BEGIN Supplied material

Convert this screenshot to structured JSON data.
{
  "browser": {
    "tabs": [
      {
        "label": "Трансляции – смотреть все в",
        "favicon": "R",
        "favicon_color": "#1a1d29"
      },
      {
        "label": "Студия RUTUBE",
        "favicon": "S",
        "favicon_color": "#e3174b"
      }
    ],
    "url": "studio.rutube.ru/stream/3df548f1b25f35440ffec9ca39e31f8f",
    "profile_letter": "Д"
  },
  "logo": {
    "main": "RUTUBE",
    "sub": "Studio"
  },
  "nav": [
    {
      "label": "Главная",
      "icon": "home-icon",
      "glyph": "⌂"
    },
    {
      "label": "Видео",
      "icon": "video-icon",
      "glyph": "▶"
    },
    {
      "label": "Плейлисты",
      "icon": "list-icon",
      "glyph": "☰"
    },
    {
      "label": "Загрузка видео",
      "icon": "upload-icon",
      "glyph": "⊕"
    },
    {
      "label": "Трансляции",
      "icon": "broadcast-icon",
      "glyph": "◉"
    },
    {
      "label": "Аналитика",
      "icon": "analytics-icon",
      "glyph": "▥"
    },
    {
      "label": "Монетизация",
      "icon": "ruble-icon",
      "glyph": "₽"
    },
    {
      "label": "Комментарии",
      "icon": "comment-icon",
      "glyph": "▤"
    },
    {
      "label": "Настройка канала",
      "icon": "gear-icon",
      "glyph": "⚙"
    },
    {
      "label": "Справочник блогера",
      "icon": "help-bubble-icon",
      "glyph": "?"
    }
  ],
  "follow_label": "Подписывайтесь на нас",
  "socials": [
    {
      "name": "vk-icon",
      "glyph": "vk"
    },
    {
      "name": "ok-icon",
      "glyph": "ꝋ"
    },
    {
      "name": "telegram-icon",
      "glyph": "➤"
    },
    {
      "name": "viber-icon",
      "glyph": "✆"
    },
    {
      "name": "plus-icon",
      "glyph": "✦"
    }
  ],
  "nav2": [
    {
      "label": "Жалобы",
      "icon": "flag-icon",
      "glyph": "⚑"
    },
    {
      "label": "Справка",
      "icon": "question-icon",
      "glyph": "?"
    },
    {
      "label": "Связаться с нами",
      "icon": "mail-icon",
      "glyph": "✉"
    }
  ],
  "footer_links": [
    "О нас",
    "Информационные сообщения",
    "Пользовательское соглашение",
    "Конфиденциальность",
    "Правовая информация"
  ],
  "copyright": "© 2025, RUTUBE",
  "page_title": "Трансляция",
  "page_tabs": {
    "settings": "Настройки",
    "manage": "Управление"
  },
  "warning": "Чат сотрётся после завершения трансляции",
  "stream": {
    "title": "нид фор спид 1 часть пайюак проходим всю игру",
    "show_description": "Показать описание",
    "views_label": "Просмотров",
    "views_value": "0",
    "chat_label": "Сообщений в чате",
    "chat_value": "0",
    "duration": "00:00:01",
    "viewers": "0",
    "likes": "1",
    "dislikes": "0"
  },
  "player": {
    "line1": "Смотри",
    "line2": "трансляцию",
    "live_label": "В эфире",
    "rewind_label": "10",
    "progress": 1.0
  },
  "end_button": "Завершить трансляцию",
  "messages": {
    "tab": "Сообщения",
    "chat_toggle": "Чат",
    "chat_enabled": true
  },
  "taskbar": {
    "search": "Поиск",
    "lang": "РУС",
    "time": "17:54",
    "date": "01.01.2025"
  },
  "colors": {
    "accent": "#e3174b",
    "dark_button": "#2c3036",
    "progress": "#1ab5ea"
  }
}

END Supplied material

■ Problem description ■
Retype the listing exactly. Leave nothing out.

■ Exercise response ■
Convert this screenshot to structured JSON data.
{
  "browser": {
    "tabs": [
      {
        "label": "Трансляции – смотреть все в",
        "favicon": "R",
        "favicon_color": "#1a1d29"
      },
      {
        "label": "Студия RUTUBE",
        "favicon": "S",
        "favicon_color": "#e3174b"
      }
    ],
    "url": "studio.rutube.ru/stream/3df548f1b25f35440ffec9ca39e31f8f",
    "profile_letter": "Д"
  },
  "logo": {
    "main": "RUTUBE",
    "sub": "Studio"
  },
  "nav": [
    {
      "label": "Главная",
      "icon": "home-icon",
      "glyph": "⌂"
    },
    {
      "label": "Видео",
      "icon": "video-icon",
      "glyph": "▶"
    },
    {
      "label": "Плейлисты",
      "icon": "list-icon",
      "glyph": "☰"
    },
    {
      "label": "Загрузка видео",
      "icon": "upload-icon",
      "glyph": "⊕"
    },
    {
      "label": "Трансляции",
      "icon": "broadcast-icon",
      "glyph": "◉"
    },
    {
      "label": "Аналитика",
      "icon": "analytics-icon",
      "glyph": "▥"
    },
    {
      "label": "Монетизация",
      "icon": "ruble-icon",
      "glyph": "₽"
    },
    {
      "label": "Комментарии",
      "icon": "comment-icon",
      "glyph": "▤"
    },
    {
      "label": "Настройка канала",
      "icon": "gear-icon",
      "glyph": "⚙"
    },
    {
      "label": "Справочник блогера",
      "icon": "help-bubble-icon",
      "glyph": "?"
    }
  ],
  "follow_label": "Подписывайтесь на нас",
  "socials": [
    {
      "name": "vk-icon",
      "glyph": "vk"
    },
    {
      "name": "ok-icon",
      "glyph": "ꝋ"
    },
    {
      "name": "telegram-icon",
      "glyph": "➤"
    },
    {
      "name": "viber-icon",
      "glyph": "✆"
    },
    {
      "name": "plus-icon",
      "glyph": "✦"
    }
  ],
  "nav2": [
    {
      "label": "Жалобы",
      "icon": "flag-icon",
      "glyph": "⚑"
    },
    {
      "label": "Справка",
      "icon": "question-icon",
      "glyph": "?"
    },
    {
      "label": "Связаться с нами",
      "icon": "mail-icon",
      "glyph": "✉"
    }
  ],
  "footer_links": [
    "О нас",
    "Информационные сообщения",
    "Пользовательское соглашение",
    "Конфиденциальность",
    "Правовая информация"
  ],
  "copyright": "© 2025, RUTUBE",
  "page_title": "Трансляция",
  "page_tabs": {
    "settings": "Настройки",
    "manage": "Управление"
  },
  "warning": "Чат сотрётся после завершения трансляции",
  "stream": {
    "title": "нид фор спид 1 часть пайюак проходим всю игру",
    "show_description": "Показать описание",
    "views_label": "Просмотров",
    "views_value": "0",
    "chat_label": "Сообщений в чате",
    "chat_value": "0",
    "duration": "00:00:01",
    "viewers": "0",
    "likes": "1",
    "dislikes": "0"
  },
  "player": {
    "line1": "Смотри",
    "line2": "трансляцию",
    "live_label": "В эфире",
    "rewind_label": "10",
    "progress": 1.0
  },
  "end_button": "Завершить трансляцию",
  "messages": {
    "tab": "Сообщения",
    "chat_toggle": "Чат",
    "chat_enabled": true
  },
  "taskbar": {
    "search": "Поиск",
    "lang": "РУС",
    "time": "17:54",
    "date": "01.01.2025"
  },
  "colors": {
    "accent": "#e3174b",
    "dark_button": "#2c3036",
    "progress": "#1ab5ea"
  }
}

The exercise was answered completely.